┏━━

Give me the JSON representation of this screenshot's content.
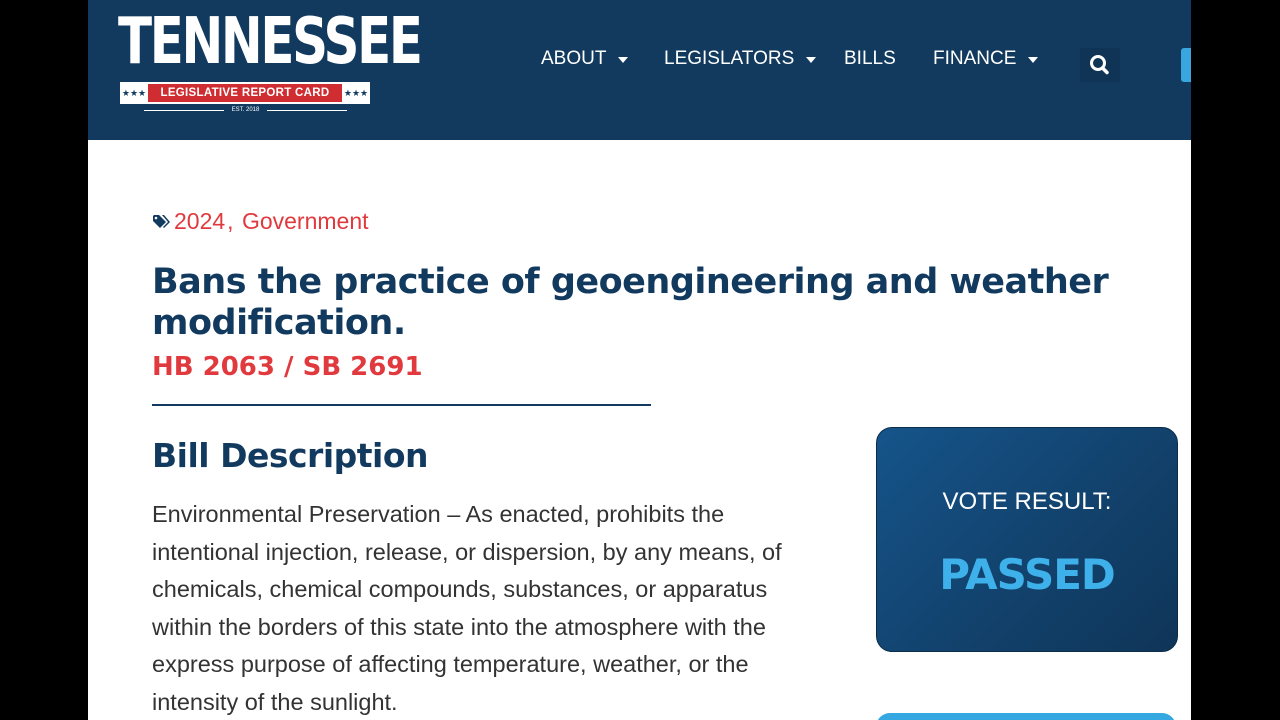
{
  "header": {
    "logo": {
      "title": "TENNESSEE",
      "banner": "LEGISLATIVE REPORT CARD",
      "stars": "★★★",
      "est": "EST. 2018"
    },
    "nav": [
      {
        "label": "ABOUT",
        "has_dropdown": true
      },
      {
        "label": "LEGISLATORS",
        "has_dropdown": true
      },
      {
        "label": "BILLS",
        "has_dropdown": false
      },
      {
        "label": "FINANCE",
        "has_dropdown": true
      }
    ],
    "search_icon": "search-icon"
  },
  "article": {
    "tags": [
      "2024",
      "Government"
    ],
    "tag_separator": ", ",
    "title": "Bans the practice of geoengineering and weather modification.",
    "bill_numbers": "HB 2063 / SB 2691",
    "description_heading": "Bill Description",
    "description": "Environmental Preservation – As enacted, prohibits the intentional injection, release, or dispersion, by any means, of chemicals, chemical compounds, substances, or apparatus within the borders of this state into the atmosphere with the express purpose of affecting temperature, weather, or the intensity of the sunlight."
  },
  "vote": {
    "label": "VOTE RESULT:",
    "result": "PASSED"
  },
  "colors": {
    "navy": "#123a5f",
    "accent_red": "#e03a3e",
    "accent_blue": "#3fb1ea"
  }
}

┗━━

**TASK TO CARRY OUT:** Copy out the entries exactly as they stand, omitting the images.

**TASK ANSWER:**
Give me the JSON representation of this screenshot's content.
{
  "header": {
    "logo": {
      "title": "TENNESSEE",
      "banner": "LEGISLATIVE REPORT CARD",
      "stars": "★★★",
      "est": "EST. 2018"
    },
    "nav": [
      {
        "label": "ABOUT",
        "has_dropdown": true
      },
      {
        "label": "LEGISLATORS",
        "has_dropdown": true
      },
      {
        "label": "BILLS",
        "has_dropdown": false
      },
      {
        "label": "FINANCE",
        "has_dropdown": true
      }
    ],
    "search_icon": "search-icon"
  },
  "article": {
    "tags": [
      "2024",
      "Government"
    ],
    "tag_separator": ", ",
    "title": "Bans the practice of geoengineering and weather modification.",
    "bill_numbers": "HB 2063 / SB 2691",
    "description_heading": "Bill Description",
    "description": "Environmental Preservation – As enacted, prohibits the intentional injection, release, or dispersion, by any means, of chemicals, chemical compounds, substances, or apparatus within the borders of this state into the atmosphere with the express purpose of affecting temperature, weather, or the intensity of the sunlight."
  },
  "vote": {
    "label": "VOTE RESULT:",
    "result": "PASSED"
  },
  "colors": {
    "navy": "#123a5f",
    "accent_red": "#e03a3e",
    "accent_blue": "#3fb1ea"
  }
}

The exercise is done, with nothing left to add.